- _Directions for this task_
Read the data that follows. Then repeat it exactly.

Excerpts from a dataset

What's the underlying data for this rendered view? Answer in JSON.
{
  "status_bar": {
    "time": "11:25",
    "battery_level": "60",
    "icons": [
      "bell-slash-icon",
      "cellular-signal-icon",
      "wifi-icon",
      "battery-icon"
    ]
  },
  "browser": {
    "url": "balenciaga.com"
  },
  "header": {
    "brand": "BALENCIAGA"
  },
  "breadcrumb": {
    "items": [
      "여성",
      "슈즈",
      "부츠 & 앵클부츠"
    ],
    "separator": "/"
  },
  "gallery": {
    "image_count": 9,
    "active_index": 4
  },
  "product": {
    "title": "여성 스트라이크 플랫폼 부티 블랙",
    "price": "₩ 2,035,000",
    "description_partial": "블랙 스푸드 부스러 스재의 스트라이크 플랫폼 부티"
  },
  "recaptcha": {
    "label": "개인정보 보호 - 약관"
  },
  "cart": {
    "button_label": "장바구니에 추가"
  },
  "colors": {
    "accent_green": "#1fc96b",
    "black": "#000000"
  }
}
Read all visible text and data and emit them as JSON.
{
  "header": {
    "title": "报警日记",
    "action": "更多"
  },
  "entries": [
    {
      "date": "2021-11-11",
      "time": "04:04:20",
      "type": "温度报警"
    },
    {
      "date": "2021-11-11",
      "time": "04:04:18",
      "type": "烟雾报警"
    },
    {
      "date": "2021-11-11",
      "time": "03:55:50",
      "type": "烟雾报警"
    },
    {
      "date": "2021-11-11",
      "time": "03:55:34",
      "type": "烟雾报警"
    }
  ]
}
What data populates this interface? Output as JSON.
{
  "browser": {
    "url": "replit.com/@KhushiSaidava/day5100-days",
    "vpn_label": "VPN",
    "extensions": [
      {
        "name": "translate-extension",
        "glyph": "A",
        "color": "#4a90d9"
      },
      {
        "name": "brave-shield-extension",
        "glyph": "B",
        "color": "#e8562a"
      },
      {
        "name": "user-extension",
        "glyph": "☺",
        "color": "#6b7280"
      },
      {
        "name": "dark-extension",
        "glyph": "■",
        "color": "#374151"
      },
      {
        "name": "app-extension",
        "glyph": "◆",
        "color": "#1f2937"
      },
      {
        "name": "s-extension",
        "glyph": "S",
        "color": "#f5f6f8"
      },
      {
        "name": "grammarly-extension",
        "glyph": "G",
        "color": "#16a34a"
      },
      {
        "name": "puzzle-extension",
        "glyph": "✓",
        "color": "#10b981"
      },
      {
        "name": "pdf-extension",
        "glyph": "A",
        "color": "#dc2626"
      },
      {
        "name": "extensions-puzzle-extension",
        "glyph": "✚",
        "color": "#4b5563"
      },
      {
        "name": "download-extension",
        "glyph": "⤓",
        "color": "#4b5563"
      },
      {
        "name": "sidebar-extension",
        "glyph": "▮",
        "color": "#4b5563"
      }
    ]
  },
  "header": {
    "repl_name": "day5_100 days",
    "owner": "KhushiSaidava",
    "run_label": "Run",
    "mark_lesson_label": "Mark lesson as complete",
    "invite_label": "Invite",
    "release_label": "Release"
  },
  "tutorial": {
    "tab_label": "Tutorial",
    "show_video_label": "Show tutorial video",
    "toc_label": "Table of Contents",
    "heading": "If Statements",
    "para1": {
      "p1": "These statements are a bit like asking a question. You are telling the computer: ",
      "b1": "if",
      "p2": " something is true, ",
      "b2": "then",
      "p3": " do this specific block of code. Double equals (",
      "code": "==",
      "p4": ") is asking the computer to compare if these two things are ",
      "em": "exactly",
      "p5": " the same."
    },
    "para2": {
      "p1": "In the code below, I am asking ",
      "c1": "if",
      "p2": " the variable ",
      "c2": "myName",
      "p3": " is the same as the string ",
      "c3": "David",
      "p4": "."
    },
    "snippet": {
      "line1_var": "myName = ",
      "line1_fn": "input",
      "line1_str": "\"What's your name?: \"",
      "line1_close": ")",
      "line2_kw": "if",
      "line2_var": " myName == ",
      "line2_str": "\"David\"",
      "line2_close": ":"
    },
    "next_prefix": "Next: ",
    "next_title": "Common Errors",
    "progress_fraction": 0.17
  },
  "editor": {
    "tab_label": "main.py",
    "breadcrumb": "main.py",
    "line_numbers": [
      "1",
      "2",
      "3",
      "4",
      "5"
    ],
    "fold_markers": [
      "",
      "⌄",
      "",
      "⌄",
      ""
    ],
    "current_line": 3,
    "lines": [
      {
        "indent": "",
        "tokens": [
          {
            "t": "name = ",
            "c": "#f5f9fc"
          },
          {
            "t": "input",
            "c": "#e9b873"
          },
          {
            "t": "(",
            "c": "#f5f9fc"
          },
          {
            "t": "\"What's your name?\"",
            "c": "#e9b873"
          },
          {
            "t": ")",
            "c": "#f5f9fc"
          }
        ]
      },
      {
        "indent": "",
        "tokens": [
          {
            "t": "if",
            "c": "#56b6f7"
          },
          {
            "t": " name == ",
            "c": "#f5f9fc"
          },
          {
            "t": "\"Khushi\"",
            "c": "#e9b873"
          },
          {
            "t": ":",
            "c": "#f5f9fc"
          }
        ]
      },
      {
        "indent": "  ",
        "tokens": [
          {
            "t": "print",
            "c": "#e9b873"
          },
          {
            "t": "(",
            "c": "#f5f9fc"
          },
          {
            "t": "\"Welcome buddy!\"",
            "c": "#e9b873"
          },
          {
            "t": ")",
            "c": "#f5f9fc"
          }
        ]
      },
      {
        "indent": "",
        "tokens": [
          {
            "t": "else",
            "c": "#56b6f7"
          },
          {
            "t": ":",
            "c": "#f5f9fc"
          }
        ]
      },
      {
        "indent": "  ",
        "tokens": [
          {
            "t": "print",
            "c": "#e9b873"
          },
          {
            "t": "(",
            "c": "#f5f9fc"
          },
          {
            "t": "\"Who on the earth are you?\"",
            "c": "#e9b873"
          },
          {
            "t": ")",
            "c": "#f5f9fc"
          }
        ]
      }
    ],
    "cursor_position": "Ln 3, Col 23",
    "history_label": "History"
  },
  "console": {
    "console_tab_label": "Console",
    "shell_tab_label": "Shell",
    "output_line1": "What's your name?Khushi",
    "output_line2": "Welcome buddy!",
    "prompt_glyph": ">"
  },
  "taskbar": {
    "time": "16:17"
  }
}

- _Solution_
What's the underlying data for this rendered view? Answer in JSON.
{
  "status_bar": {
    "time": "11:25",
    "battery_level": "60",
    "icons": [
      "bell-slash-icon",
      "cellular-signal-icon",
      "wifi-icon",
      "battery-icon"
    ]
  },
  "browser": {
    "url": "balenciaga.com"
  },
  "header": {
    "brand": "BALENCIAGA"
  },
  "breadcrumb": {
    "items": [
      "여성",
      "슈즈",
      "부츠 & 앵클부츠"
    ],
    "separator": "/"
  },
  "gallery": {
    "image_count": 9,
    "active_index": 4
  },
  "product": {
    "title": "여성 스트라이크 플랫폼 부티 블랙",
    "price": "₩ 2,035,000",
    "description_partial": "블랙 스푸드 부스러 스재의 스트라이크 플랫폼 부티"
  },
  "recaptcha": {
    "label": "개인정보 보호 - 약관"
  },
  "cart": {
    "button_label": "장바구니에 추가"
  },
  "colors": {
    "accent_green": "#1fc96b",
    "black": "#000000"
  }
}
Read all visible text and data and emit them as JSON.
{
  "header": {
    "title": "报警日记",
    "action": "更多"
  },
  "entries": [
    {
      "date": "2021-11-11",
      "time": "04:04:20",
      "type": "温度报警"
    },
    {
      "date": "2021-11-11",
      "time": "04:04:18",
      "type": "烟雾报警"
    },
    {
      "date": "2021-11-11",
      "time": "03:55:50",
      "type": "烟雾报警"
    },
    {
      "date": "2021-11-11",
      "time": "03:55:34",
      "type": "烟雾报警"
    }
  ]
}
What data populates this interface? Output as JSON.
{
  "browser": {
    "url": "replit.com/@KhushiSaidava/day5100-days",
    "vpn_label": "VPN",
    "extensions": [
      {
        "name": "translate-extension",
        "glyph": "A",
        "color": "#4a90d9"
      },
      {
        "name": "brave-shield-extension",
        "glyph": "B",
        "color": "#e8562a"
      },
      {
        "name": "user-extension",
        "glyph": "☺",
        "color": "#6b7280"
      },
      {
        "name": "dark-extension",
        "glyph": "■",
        "color": "#374151"
      },
      {
        "name": "app-extension",
        "glyph": "◆",
        "color": "#1f2937"
      },
      {
        "name": "s-extension",
        "glyph": "S",
        "color": "#f5f6f8"
      },
      {
        "name": "grammarly-extension",
        "glyph": "G",
        "color": "#16a34a"
      },
      {
        "name": "puzzle-extension",
        "glyph": "✓",
        "color": "#10b981"
      },
      {
        "name": "pdf-extension",
        "glyph": "A",
        "color": "#dc2626"
      },
      {
        "name": "extensions-puzzle-extension",
        "glyph": "✚",
        "color": "#4b5563"
      },
      {
        "name": "download-extension",
        "glyph": "⤓",
        "color": "#4b5563"
      },
      {
        "name": "sidebar-extension",
        "glyph": "▮",
        "color": "#4b5563"
      }
    ]
  },
  "header": {
    "repl_name": "day5_100 days",
    "owner": "KhushiSaidava",
    "run_label": "Run",
    "mark_lesson_label": "Mark lesson as complete",
    "invite_label": "Invite",
    "release_label": "Release"
  },
  "tutorial": {
    "tab_label": "Tutorial",
    "show_video_label": "Show tutorial video",
    "toc_label": "Table of Contents",
    "heading": "If Statements",
    "para1": {
      "p1": "These statements are a bit like asking a question. You are telling the computer: ",
      "b1": "if",
      "p2": " something is true, ",
      "b2": "then",
      "p3": " do this specific block of code. Double equals (",
      "code": "==",
      "p4": ") is asking the computer to compare if these two things are ",
      "em": "exactly",
      "p5": " the same."
    },
    "para2": {
      "p1": "In the code below, I am asking ",
      "c1": "if",
      "p2": " the variable ",
      "c2": "myName",
      "p3": " is the same as the string ",
      "c3": "David",
      "p4": "."
    },
    "snippet": {
      "line1_var": "myName = ",
      "line1_fn": "input",
      "line1_str": "\"What's your name?: \"",
      "line1_close": ")",
      "line2_kw": "if",
      "line2_var": " myName == ",
      "line2_str": "\"David\"",
      "line2_close": ":"
    },
    "next_prefix": "Next: ",
    "next_title": "Common Errors",
    "progress_fraction": 0.17
  },
  "editor": {
    "tab_label": "main.py",
    "breadcrumb": "main.py",
    "line_numbers": [
      "1",
      "2",
      "3",
      "4",
      "5"
    ],
    "fold_markers": [
      "",
      "⌄",
      "",
      "⌄",
      ""
    ],
    "current_line": 3,
    "lines": [
      {
        "indent": "",
        "tokens": [
          {
            "t": "name = ",
            "c": "#f5f9fc"
          },
          {
            "t": "input",
            "c": "#e9b873"
          },
          {
            "t": "(",
            "c": "#f5f9fc"
          },
          {
            "t": "\"What's your name?\"",
            "c": "#e9b873"
          },
          {
            "t": ")",
            "c": "#f5f9fc"
          }
        ]
      },
      {
        "indent": "",
        "tokens": [
          {
            "t": "if",
            "c": "#56b6f7"
          },
          {
            "t": " name == ",
            "c": "#f5f9fc"
          },
          {
            "t": "\"Khushi\"",
            "c": "#e9b873"
          },
          {
            "t": ":",
            "c": "#f5f9fc"
          }
        ]
      },
      {
        "indent": "  ",
        "tokens": [
          {
            "t": "print",
            "c": "#e9b873"
          },
          {
            "t": "(",
            "c": "#f5f9fc"
          },
          {
            "t": "\"Welcome buddy!\"",
            "c": "#e9b873"
          },
          {
            "t": ")",
            "c": "#f5f9fc"
          }
        ]
      },
      {
        "indent": "",
        "tokens": [
          {
            "t": "else",
            "c": "#56b6f7"
          },
          {
            "t": ":",
            "c": "#f5f9fc"
          }
        ]
      },
      {
        "indent": "  ",
        "tokens": [
          {
            "t": "print",
            "c": "#e9b873"
          },
          {
            "t": "(",
            "c": "#f5f9fc"
          },
          {
            "t": "\"Who on the earth are you?\"",
            "c": "#e9b873"
          },
          {
            "t": ")",
            "c": "#f5f9fc"
          }
        ]
      }
    ],
    "cursor_position": "Ln 3, Col 23",
    "history_label": "History"
  },
  "console": {
    "console_tab_label": "Console",
    "shell_tab_label": "Shell",
    "output_line1": "What's your name?Khushi",
    "output_line2": "Welcome buddy!",
    "prompt_glyph": ">"
  },
  "taskbar": {
    "time": "16:17"
  }
}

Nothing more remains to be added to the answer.